In the short story On Being Crazy, W.E.B. Du Bois explores inconsistencies and hypocrisies of racism. The main character is a Black man who is either pestered and/or denied service at various establishments. The arguments made against him are that the people of the town do not want social equality. He agrees, but counters that what he truly seeks is civility – access food, lodging, transportation, entertainment, and kindness.
Though published in 1907, On Being Crazy remains relevant to contemporary audiences. First, consider how the distinction between social equality and social civility, and the hatred encountered by the main character, are shaped by the story’s historical era. In the 1900s, legal rights and general civility were largely denied to persons of color. Animosity, though common throughout the U.S., was heightened in the post-Civil War South, where there was widespread intolerance. Then, consider not only how the story relates to our own era but to the era that preceded it. For example, why does the main character say “my grandfather was so called” and “her grandmother was called that” when a derogatory term is rudely associated with his and his wife’s identity? Below are additional questions to consider.
- Why does the man who walks on mud propose that they are both crazy?
- What does this story tell us about the Segregation Era?
- How does this story relate to contemporary social and civil inequity?
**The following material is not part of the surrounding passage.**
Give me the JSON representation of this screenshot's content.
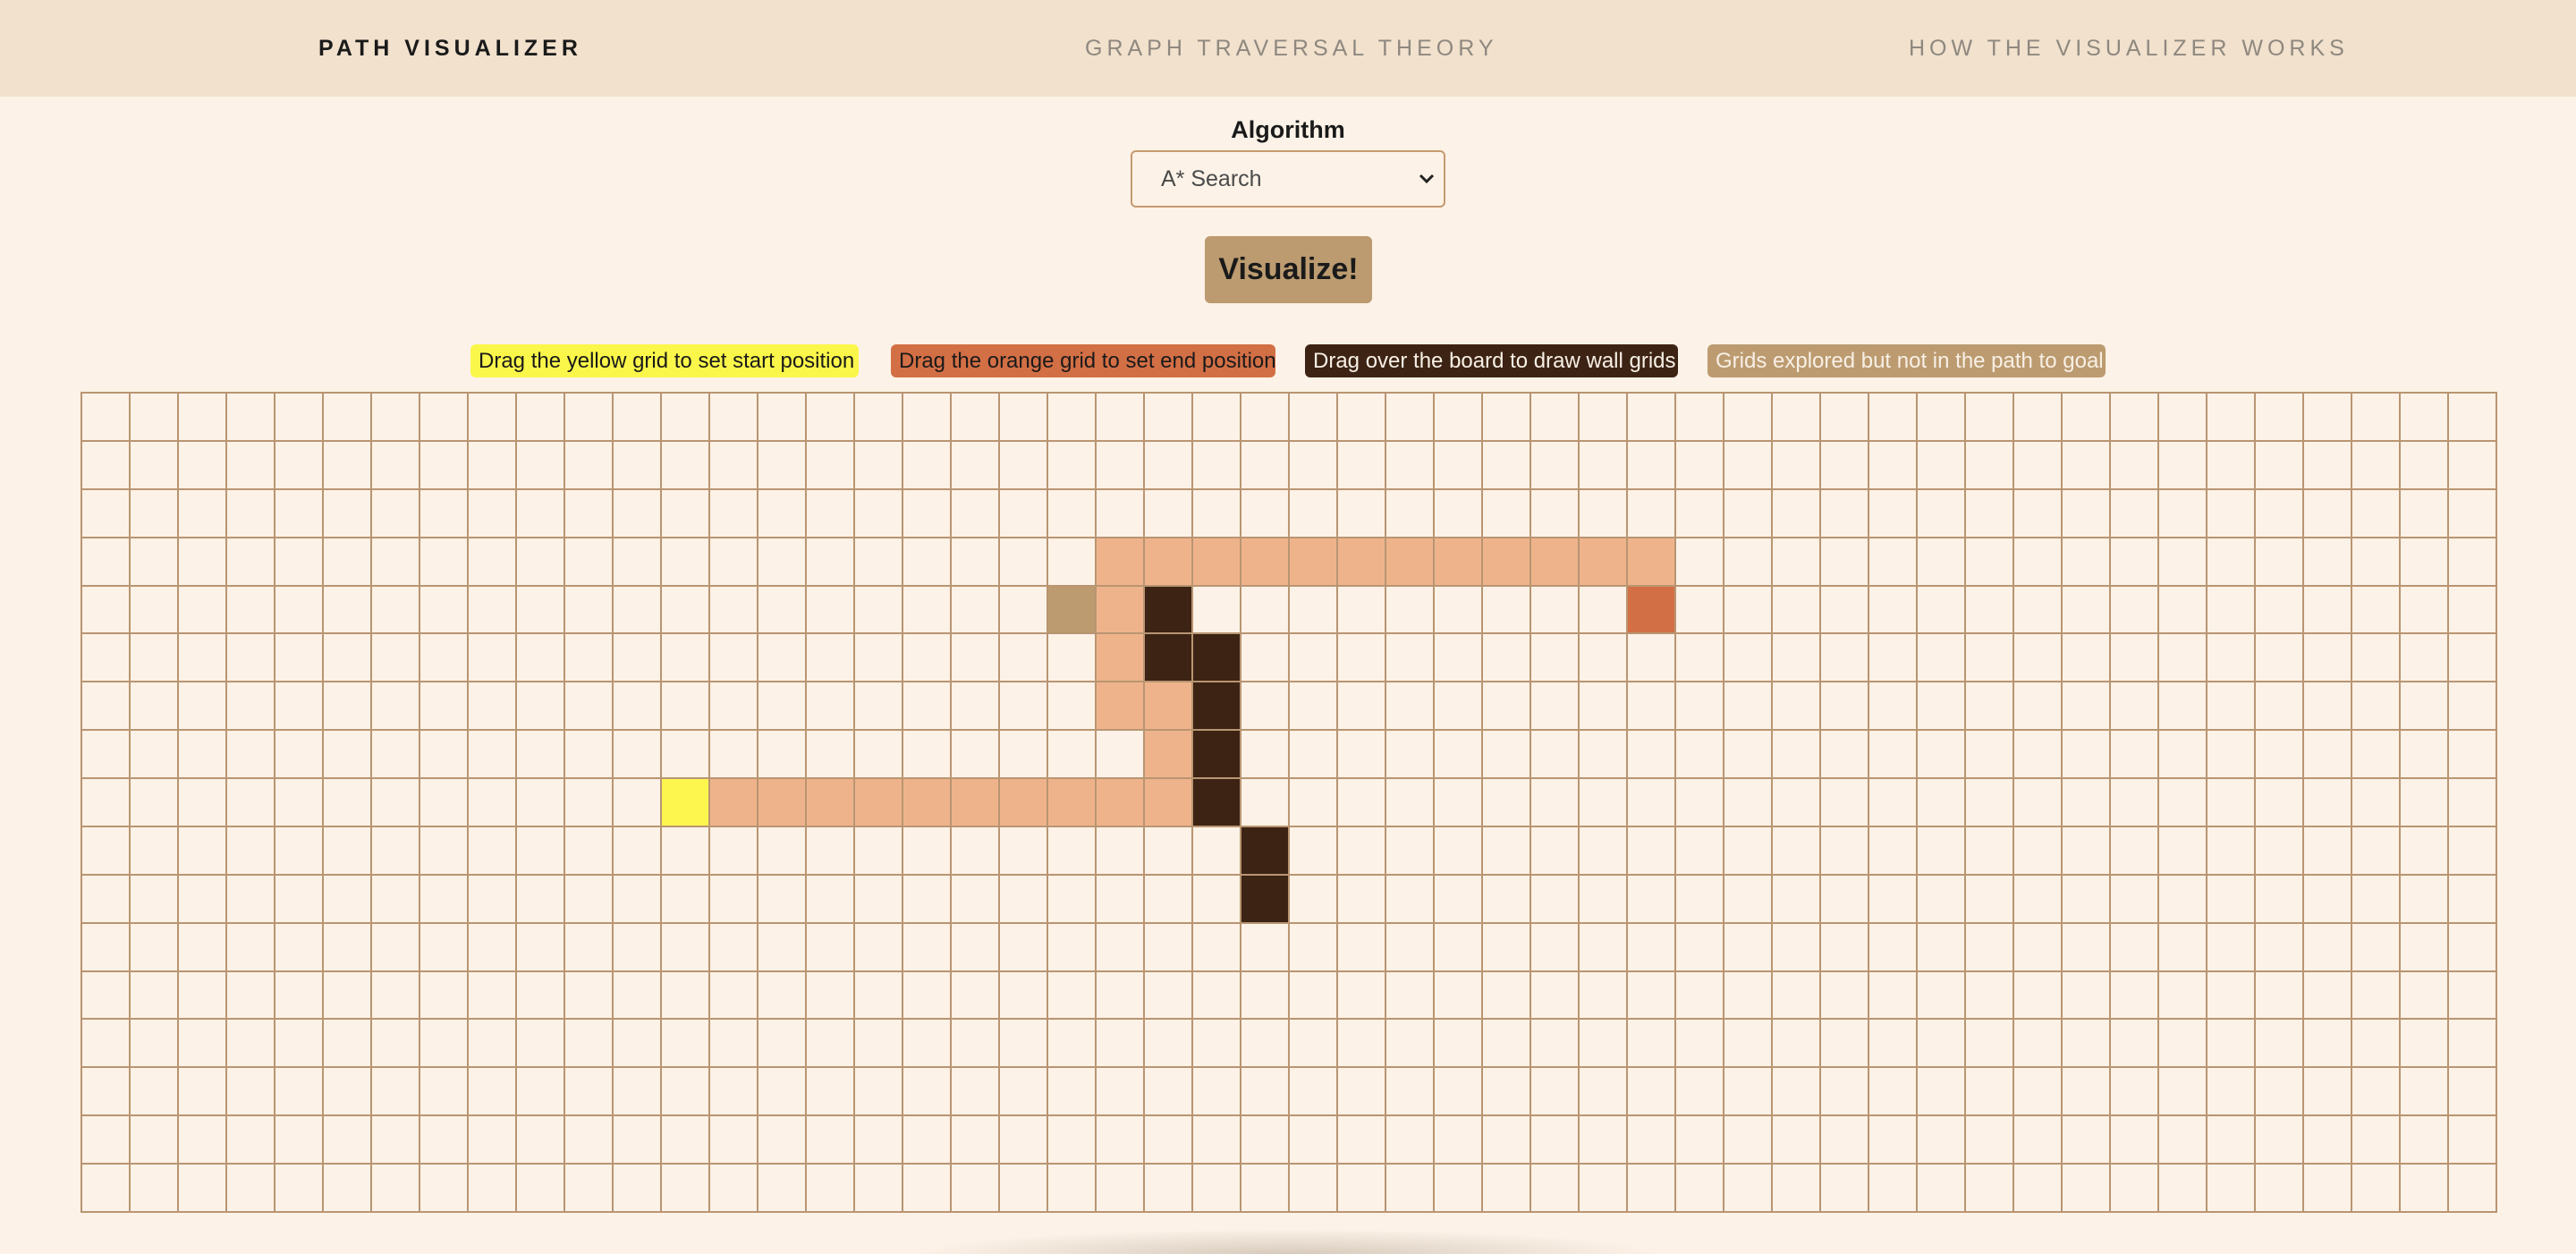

After reading On Being Crazy (and writing down questions and new vocabulary) join us for an online discussion. We will meet on Friday, January 22 at 11:00 AM EST. The meeting is free and all are welcome.